No, what MLK was all about was color-blindness! Yes, he was only interested in a unified world where everyone behaved exactly like white people. He was not interested in nonsense like affirmative action or restitution for slavery, despite his many public statements to the contrary; even the fact that he wrote an entire book about it shouldn't sway us into thinking that Dr. King supported anything as crazy as racial quotas or economic compensation in addition to legal equality.
This year, it falls to Paul Greenberg to write the definitive column on the legacy of Dr. King, who apparently, despite his opposition to the Vietnam War, support of democratic socialism, and economic bill of rights that called for a revolutionary change in the way that the government treated the problem of poverty, was a conservative!
Greenberg calls this lifelong liberal activist "the very definition of an American conservative", and, after quoting the 'not be judged by the color of their skin but by the content of their character' part of the 'I have a dream' speech (which is the only thing MLK ever said that conservatives seem to know anything about), he asks:
Is any passage more frequently cited against the quota system called Affirmative Action?
Well, not by right-wingers, that's for sure.
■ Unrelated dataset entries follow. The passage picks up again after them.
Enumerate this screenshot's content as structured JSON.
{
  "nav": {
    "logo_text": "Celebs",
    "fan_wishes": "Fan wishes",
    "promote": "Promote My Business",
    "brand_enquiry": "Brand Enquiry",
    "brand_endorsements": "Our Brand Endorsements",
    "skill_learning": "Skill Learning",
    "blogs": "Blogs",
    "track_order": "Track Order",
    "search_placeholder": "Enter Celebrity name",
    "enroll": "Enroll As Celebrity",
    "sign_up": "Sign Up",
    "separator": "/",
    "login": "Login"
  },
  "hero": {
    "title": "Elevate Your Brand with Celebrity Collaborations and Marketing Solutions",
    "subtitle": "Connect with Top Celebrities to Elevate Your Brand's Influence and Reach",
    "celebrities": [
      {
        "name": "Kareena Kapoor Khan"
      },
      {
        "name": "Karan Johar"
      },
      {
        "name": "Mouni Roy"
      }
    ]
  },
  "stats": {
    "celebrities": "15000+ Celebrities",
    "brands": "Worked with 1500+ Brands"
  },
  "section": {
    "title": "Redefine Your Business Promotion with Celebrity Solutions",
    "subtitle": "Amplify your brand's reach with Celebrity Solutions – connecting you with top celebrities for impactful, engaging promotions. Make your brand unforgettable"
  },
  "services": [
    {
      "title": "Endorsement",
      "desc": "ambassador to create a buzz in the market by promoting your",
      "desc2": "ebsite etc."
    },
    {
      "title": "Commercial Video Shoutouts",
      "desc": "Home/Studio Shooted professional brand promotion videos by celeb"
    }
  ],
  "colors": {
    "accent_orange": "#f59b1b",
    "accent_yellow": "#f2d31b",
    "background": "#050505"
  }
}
Anyway, let's leave Greenberg, and his claims that a man who forty years ago was being denounced by people like him as a dangerous Communist insurrectionist is actually an icon of conservativism, and move on to Big Boy Jammies, where the appropriately-named Michael Weiss puts up another iteration of the argument that the last thing Martin Luther King would have wanted is for people to talk about racism. After approvingly quoting sections of the letter from Birmingham jail that distance King from radical black Muslims, Weiss says, in reference to Barack Obama's campaign: